▸ What is required: Using "view" as the search string, find the matching lines below and copy them.
======== Given records ========
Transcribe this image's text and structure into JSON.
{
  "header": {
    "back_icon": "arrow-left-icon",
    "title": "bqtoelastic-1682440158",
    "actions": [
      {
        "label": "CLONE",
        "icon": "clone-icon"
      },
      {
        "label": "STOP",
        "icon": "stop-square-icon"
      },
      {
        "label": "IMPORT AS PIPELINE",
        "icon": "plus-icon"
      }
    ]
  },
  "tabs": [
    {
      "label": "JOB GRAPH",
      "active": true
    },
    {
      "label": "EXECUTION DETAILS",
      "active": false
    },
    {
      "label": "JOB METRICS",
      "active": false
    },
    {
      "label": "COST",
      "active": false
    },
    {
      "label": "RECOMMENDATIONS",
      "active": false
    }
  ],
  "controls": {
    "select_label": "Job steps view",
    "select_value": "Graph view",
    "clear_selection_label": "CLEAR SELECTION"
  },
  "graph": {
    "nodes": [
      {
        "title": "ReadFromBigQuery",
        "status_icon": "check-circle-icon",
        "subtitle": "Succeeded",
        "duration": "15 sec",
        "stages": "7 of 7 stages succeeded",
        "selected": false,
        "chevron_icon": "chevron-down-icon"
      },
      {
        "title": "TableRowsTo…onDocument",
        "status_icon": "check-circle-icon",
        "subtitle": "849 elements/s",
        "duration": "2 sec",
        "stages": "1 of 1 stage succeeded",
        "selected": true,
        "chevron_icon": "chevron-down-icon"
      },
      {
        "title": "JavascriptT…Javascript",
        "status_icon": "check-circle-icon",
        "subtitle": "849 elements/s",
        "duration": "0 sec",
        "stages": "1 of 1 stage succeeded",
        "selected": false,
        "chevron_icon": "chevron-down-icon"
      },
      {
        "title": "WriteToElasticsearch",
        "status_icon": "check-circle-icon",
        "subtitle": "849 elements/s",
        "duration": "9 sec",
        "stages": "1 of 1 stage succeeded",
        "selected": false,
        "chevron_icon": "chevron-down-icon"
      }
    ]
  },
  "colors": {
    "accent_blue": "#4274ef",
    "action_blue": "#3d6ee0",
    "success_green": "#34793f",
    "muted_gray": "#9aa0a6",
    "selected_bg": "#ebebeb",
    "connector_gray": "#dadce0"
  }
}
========
▸ Exercise response:
    "select_label": "Job steps view",
    "select_value": "Graph view",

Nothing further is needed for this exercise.